  • You will be reducing the risk of your loved ones facing family disputes related to the distribution of your property or wealth.
  • You will be able to make a donation to a charitable cause that is close to your heart through your will.

I don’t have that many assets!

  • You don’t need to be a millionaire to consider making a will.
  • If you have a property in your name, a car, some bank accounts, any intellectual property rights or trust fund investments- you are a right candidate.

How long is the will valid for?

  1. Once your will is executed, it shall be valid until and unless it is replaced with a new one. Your will shall automatically be revoked if you marry or convert to Islam.

What do I need to do?

Here is a checklist we give our clients:

Particulars Required

  • List of assets and liabilities (For eg. Properties, vehicles, monies in trust accounts, investments, stocks/ bonds etc)
  • Documents to show details of these assets and liabilities.
  • Bank account facilities/details
  • Statement of Account or Pass Book etc.
  • Will-maker’s particulars (Copy of IC)
  • Choose an executor (a person to manage/handle your estate) (Copy of IC)
  • List of beneficiaries (names of members of your family, friends/charities you want to leave your property to) (Copy of IC)
  • Particulars of 2 witnesses who will be witnessing the signing of the will (cannot be the executor and beneficiaries) (Copy of IC)
  • If you have an ex-spouse, his/her particulars and whether you want anything left to him/her. (Copy of IC)
  • Any other special instructions? (For eg. cremation or burial etc, special instructions for obituary, special donation to specific charitable organisations?

An executor is a person who will ensure that the terms of your will are carried out. I always advise my clients to ensure that they appoint an executor who is trustworthy and responsible.

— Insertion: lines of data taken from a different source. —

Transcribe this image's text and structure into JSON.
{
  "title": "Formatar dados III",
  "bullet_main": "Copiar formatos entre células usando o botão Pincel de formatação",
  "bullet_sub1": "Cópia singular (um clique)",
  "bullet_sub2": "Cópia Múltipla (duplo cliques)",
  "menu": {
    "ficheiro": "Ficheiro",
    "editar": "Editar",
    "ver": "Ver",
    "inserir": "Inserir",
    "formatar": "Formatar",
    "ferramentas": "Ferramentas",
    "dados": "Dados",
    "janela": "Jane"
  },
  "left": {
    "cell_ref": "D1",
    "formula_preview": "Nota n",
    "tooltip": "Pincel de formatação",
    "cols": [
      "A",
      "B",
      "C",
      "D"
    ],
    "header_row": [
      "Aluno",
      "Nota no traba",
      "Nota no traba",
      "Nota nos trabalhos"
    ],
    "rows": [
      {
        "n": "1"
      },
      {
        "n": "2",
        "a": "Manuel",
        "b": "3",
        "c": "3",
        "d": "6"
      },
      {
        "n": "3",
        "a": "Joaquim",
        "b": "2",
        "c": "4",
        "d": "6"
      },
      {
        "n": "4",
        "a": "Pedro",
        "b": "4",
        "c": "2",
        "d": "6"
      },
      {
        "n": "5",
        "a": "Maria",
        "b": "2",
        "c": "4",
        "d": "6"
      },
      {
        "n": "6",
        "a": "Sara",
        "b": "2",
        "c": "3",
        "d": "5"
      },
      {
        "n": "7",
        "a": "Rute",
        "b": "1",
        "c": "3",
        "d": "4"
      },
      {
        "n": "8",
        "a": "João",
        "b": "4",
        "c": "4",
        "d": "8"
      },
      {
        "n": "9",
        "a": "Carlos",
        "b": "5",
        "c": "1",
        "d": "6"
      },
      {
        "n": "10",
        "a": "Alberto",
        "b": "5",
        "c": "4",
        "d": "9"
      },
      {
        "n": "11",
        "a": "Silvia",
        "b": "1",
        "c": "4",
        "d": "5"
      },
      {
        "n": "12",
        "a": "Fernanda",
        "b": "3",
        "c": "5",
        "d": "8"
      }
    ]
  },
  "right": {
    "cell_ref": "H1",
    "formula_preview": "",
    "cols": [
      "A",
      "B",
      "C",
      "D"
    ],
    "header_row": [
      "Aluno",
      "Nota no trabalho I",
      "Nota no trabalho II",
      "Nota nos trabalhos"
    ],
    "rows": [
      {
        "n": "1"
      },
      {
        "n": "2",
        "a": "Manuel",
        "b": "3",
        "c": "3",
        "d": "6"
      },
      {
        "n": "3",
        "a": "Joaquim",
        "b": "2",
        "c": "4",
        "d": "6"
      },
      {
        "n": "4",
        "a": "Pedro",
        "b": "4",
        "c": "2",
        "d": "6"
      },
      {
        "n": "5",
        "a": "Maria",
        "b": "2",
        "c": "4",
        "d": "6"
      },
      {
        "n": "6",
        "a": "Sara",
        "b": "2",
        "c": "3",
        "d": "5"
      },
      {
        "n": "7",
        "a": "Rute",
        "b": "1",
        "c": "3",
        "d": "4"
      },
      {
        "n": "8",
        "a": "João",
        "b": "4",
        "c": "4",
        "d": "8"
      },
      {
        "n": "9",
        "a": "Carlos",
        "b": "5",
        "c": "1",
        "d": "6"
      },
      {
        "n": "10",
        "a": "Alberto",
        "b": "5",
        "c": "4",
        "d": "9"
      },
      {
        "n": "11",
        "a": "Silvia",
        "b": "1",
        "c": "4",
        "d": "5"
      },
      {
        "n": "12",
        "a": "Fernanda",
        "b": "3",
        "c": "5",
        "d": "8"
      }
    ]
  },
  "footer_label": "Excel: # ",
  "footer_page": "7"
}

It is always advisable to appoint someone who is willing and able to act as your executor, so it would be best to obtain their consent before you appoint them as your executor.

If you do not wish to appoint an individual to be your executor, you may appoint a trust company to act as your executor and/or trustee.

Q:  Can my executor also be a beneficiary under my will?

A:   Yes

Q:  Who will keep my will?

A:   You can keep your will in a safe place and inform your executor on its location so he or she can recover the will when it is required. Alternatively, you may wish to engage the services of a will depository.

Q:  Can my will be contested?

A:   Yes, a disgruntled next of kin or someone who thinks he or she is entitled to a larger part of your estate may contest your will on several grounds ie. that you were of unsound mind when you made the will or that the will is a forged document or that it was improperly executed or that you were under undue influence where you were made to sign the will or that the contents of the will are too ambiguous.

As a last piece of advice, do remember that if you die intestate (ie. without a will), then the Distribution Act 1958 will come into force and your property will be distributed among your first, immediate surviving family members ie. your spouse or your parents. If you do not have any immediate surviving family members, then your property will be distributed to your siblings, grandparents, uncles or aunts, great grandparents. If you have no living relatives, then your whole estate will go to the government.

SHARMILA RAVINDRAN

FOUNDER OF MESSRS RAVINDRAN